TASK REQUIREMENTS
Every line below that has "inspirace" in it should be copied.

EXCERPTED RECORDS
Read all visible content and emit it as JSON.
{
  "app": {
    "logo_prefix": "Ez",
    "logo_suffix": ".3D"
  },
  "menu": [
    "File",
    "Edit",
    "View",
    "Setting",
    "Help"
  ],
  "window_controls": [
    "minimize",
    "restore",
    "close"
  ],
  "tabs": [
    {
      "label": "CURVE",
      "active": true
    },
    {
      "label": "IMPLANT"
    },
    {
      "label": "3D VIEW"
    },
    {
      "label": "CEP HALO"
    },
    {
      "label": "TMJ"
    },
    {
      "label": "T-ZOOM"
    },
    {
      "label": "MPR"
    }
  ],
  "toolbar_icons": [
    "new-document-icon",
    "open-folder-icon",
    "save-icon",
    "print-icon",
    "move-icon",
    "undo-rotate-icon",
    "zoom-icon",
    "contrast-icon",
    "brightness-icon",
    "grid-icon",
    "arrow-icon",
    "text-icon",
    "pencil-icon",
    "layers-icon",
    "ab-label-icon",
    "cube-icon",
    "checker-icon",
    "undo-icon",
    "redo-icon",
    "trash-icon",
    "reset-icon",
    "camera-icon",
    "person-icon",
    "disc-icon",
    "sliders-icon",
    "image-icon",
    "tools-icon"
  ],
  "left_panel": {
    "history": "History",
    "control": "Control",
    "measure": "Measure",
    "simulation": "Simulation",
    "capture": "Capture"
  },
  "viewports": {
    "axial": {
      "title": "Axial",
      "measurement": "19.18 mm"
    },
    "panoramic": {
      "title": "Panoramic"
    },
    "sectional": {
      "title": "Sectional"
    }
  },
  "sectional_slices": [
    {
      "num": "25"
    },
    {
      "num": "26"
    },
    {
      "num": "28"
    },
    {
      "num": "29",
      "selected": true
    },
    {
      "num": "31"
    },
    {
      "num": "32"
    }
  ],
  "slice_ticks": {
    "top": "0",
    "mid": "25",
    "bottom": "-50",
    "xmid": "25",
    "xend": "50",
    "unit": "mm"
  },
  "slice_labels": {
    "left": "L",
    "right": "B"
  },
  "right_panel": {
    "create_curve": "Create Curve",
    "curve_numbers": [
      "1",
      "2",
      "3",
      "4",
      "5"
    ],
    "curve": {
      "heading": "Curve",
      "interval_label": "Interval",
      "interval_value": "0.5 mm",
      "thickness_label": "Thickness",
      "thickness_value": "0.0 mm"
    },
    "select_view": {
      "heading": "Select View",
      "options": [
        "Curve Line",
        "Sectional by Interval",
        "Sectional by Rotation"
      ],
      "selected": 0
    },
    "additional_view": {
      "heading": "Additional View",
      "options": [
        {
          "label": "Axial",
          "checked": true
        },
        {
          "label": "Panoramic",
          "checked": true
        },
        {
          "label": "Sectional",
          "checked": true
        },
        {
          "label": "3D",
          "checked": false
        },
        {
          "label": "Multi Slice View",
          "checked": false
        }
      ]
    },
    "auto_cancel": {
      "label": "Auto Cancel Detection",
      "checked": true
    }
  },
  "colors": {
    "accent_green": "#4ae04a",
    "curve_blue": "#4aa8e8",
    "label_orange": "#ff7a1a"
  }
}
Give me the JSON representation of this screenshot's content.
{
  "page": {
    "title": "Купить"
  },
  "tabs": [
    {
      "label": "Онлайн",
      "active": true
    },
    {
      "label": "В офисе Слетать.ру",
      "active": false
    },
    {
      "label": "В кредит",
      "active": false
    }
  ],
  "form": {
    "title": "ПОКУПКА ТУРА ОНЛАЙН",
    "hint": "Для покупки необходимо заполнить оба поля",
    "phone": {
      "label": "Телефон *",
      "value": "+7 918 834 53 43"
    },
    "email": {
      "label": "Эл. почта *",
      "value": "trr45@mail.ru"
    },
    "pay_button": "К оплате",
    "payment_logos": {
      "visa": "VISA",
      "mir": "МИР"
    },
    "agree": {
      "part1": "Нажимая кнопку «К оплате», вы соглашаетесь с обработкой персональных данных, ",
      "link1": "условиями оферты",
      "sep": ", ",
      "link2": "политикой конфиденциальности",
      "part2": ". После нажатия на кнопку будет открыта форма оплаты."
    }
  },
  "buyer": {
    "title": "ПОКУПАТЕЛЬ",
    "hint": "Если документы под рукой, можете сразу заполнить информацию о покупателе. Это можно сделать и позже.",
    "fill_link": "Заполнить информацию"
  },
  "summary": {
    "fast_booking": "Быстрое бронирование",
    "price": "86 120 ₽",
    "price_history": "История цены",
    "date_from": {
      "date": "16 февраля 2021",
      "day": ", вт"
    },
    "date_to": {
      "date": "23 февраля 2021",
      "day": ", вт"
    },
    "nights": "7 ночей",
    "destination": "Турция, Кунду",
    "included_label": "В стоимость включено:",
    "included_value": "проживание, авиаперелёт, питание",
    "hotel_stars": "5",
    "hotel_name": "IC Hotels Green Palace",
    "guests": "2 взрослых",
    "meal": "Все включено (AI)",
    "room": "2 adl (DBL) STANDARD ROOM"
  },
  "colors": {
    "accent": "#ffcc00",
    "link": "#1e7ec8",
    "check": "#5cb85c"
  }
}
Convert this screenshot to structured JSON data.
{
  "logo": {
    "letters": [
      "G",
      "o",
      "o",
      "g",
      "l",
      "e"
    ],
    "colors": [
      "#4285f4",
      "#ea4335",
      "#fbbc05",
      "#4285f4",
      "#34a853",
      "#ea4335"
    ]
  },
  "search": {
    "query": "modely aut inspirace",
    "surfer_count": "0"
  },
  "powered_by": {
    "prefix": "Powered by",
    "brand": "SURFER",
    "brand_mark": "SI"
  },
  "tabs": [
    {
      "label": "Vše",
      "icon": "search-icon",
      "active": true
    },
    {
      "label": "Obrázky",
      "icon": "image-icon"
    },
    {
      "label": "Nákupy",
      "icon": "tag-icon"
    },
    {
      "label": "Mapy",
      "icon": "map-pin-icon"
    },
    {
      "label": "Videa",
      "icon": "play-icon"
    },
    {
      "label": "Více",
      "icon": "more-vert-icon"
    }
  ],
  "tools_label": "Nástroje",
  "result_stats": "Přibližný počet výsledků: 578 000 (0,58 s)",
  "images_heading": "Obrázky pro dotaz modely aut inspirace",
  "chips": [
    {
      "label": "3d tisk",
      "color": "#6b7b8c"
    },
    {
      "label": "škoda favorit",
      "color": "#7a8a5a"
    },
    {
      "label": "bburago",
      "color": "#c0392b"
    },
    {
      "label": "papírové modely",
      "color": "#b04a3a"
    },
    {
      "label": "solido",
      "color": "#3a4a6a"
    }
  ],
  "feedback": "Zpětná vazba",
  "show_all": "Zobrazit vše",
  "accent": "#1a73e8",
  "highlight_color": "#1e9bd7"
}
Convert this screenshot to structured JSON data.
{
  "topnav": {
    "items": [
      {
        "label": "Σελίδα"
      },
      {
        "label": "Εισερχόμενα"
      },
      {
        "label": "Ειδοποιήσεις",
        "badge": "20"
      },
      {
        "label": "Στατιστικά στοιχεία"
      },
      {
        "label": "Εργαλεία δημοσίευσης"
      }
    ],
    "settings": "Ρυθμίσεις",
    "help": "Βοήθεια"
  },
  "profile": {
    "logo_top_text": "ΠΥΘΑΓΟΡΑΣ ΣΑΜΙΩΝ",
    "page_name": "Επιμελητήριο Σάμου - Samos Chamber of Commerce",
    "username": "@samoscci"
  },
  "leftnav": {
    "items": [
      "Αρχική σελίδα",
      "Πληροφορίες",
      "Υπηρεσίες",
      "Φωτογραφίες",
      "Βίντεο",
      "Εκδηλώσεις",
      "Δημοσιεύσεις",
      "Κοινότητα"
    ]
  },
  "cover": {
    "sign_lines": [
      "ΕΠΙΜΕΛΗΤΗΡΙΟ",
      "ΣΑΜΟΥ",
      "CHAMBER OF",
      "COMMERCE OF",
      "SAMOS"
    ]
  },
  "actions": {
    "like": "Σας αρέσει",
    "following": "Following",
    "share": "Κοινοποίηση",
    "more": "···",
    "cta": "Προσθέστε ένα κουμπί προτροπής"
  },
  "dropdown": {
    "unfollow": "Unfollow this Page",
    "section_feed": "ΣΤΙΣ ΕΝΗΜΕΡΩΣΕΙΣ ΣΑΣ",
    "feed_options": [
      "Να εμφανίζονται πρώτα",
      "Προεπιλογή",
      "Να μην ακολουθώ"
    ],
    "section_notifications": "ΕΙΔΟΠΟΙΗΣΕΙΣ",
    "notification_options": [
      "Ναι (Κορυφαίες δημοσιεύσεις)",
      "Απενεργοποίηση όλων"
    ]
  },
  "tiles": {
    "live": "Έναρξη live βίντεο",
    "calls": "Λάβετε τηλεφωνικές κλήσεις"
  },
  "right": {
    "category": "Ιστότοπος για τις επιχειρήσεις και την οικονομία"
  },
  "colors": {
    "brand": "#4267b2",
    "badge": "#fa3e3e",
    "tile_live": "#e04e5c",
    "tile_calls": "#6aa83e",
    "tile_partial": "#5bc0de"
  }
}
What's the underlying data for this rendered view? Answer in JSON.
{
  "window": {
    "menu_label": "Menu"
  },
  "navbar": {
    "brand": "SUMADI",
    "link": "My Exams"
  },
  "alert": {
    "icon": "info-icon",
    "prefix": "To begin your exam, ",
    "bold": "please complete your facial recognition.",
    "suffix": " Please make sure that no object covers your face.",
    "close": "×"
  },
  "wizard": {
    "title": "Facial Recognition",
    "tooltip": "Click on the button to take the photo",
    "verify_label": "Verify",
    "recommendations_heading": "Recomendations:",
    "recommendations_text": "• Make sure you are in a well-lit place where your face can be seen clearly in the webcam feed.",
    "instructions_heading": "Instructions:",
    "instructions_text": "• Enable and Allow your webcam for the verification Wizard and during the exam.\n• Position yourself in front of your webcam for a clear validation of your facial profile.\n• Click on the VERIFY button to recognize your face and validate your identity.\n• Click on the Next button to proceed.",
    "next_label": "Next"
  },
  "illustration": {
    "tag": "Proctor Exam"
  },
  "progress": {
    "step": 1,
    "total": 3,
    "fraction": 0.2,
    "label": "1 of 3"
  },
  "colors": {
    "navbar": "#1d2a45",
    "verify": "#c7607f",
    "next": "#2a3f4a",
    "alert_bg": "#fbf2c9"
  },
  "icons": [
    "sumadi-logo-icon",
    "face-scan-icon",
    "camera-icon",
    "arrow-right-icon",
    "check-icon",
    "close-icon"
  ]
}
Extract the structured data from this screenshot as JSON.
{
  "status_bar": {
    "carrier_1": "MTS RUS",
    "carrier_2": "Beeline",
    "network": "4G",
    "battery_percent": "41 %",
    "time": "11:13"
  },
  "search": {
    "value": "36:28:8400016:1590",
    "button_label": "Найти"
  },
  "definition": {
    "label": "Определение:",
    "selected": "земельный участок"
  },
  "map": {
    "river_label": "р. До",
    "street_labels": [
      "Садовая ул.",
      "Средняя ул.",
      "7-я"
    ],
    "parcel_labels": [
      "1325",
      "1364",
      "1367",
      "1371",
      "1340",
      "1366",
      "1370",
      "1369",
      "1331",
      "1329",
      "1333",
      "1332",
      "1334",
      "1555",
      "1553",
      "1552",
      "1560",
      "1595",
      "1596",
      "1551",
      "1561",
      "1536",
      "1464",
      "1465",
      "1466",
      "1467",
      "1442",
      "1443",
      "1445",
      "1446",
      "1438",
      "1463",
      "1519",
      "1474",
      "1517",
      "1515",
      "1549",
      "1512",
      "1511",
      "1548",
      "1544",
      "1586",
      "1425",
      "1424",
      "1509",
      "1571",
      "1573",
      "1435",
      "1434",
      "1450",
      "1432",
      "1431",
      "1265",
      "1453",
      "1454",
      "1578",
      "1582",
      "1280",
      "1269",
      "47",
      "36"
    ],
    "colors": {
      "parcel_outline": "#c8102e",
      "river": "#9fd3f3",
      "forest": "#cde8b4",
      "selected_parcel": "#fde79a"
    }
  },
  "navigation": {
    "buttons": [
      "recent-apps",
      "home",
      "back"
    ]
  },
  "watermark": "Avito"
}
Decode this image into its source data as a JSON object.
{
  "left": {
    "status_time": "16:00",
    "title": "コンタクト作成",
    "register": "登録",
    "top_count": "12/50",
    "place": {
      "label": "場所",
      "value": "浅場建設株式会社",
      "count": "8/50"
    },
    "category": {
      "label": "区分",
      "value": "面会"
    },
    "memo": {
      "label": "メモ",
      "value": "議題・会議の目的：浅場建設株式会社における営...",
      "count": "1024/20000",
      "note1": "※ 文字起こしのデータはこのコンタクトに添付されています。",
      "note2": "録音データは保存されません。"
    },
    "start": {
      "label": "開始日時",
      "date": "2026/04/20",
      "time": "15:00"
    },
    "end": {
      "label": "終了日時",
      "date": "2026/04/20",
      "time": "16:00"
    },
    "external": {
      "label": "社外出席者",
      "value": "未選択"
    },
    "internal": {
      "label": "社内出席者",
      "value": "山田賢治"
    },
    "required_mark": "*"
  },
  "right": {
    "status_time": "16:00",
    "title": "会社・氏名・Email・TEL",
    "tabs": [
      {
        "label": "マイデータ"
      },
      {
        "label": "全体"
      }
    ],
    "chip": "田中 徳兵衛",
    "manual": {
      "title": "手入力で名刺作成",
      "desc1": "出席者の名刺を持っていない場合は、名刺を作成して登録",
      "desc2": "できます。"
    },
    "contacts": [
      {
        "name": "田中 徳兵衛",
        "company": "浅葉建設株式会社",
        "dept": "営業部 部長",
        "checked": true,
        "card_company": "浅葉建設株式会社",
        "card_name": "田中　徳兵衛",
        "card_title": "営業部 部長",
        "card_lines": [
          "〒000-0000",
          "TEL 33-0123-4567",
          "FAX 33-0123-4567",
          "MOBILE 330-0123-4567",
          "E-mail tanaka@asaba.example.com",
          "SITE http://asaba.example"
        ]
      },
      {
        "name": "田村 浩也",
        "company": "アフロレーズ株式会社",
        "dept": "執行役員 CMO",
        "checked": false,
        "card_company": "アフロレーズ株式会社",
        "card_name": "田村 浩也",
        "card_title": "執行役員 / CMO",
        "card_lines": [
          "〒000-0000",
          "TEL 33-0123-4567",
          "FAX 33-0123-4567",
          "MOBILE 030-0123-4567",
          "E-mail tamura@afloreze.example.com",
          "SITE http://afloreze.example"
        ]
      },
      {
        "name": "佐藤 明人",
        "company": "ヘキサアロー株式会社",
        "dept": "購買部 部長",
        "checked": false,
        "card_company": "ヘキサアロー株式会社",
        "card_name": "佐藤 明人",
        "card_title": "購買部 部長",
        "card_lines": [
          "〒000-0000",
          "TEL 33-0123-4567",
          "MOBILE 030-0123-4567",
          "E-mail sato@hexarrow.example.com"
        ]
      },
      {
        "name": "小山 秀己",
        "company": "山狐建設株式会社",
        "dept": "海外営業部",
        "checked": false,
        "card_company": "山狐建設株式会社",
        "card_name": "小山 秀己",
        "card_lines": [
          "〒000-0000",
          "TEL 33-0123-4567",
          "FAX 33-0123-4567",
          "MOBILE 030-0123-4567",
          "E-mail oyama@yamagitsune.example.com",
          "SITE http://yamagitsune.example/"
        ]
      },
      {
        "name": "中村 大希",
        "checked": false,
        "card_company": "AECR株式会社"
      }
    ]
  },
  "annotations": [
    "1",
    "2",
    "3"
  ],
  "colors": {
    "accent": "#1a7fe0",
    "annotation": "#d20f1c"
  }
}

YOUR RESPONSE
    "query": "modely aut inspirace",
  "images_heading": "Obrázky pro dotaz modely aut inspirace",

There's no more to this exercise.